TASK DESCRIPTION ▸ Every record must be repeated exactly, with no omission.

[Element data from apps and pages]
____________

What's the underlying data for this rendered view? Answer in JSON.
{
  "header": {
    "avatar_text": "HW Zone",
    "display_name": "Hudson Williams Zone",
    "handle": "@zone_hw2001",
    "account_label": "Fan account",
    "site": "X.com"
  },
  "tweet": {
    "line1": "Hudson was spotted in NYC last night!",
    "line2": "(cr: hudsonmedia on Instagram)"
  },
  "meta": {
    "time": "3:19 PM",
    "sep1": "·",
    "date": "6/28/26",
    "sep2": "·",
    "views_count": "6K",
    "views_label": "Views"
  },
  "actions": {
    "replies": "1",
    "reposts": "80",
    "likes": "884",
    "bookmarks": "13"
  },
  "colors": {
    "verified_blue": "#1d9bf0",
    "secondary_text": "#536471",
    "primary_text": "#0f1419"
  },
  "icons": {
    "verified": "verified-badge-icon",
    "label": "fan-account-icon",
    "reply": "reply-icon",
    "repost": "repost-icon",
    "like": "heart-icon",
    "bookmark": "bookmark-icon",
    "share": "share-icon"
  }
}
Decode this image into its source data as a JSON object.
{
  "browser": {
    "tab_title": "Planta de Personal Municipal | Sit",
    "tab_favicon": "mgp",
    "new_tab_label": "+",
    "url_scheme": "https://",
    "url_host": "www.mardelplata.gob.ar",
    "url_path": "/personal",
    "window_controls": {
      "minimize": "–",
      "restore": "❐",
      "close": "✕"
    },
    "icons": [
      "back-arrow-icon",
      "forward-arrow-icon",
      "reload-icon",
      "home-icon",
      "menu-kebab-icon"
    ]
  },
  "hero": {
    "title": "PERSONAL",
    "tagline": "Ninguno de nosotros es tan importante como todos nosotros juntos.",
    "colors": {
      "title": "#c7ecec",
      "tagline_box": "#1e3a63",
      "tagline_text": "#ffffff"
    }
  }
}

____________

TASK OUTPUT ▸
What's the underlying data for this rendered view? Answer in JSON.
{
  "header": {
    "avatar_text": "HW Zone",
    "display_name": "Hudson Williams Zone",
    "handle": "@zone_hw2001",
    "account_label": "Fan account",
    "site": "X.com"
  },
  "tweet": {
    "line1": "Hudson was spotted in NYC last night!",
    "line2": "(cr: hudsonmedia on Instagram)"
  },
  "meta": {
    "time": "3:19 PM",
    "sep1": "·",
    "date": "6/28/26",
    "sep2": "·",
    "views_count": "6K",
    "views_label": "Views"
  },
  "actions": {
    "replies": "1",
    "reposts": "80",
    "likes": "884",
    "bookmarks": "13"
  },
  "colors": {
    "verified_blue": "#1d9bf0",
    "secondary_text": "#536471",
    "primary_text": "#0f1419"
  },
  "icons": {
    "verified": "verified-badge-icon",
    "label": "fan-account-icon",
    "reply": "reply-icon",
    "repost": "repost-icon",
    "like": "heart-icon",
    "bookmark": "bookmark-icon",
    "share": "share-icon"
  }
}
Decode this image into its source data as a JSON object.
{
  "browser": {
    "tab_title": "Planta de Personal Municipal | Sit",
    "tab_favicon": "mgp",
    "new_tab_label": "+",
    "url_scheme": "https://",
    "url_host": "www.mardelplata.gob.ar",
    "url_path": "/personal",
    "window_controls": {
      "minimize": "–",
      "restore": "❐",
      "close": "✕"
    },
    "icons": [
      "back-arrow-icon",
      "forward-arrow-icon",
      "reload-icon",
      "home-icon",
      "menu-kebab-icon"
    ]
  },
  "hero": {
    "title": "PERSONAL",
    "tagline": "Ninguno de nosotros es tan importante como todos nosotros juntos.",
    "colors": {
      "title": "#c7ecec",
      "tagline_box": "#1e3a63",
      "tagline_text": "#ffffff"
    }
  }
}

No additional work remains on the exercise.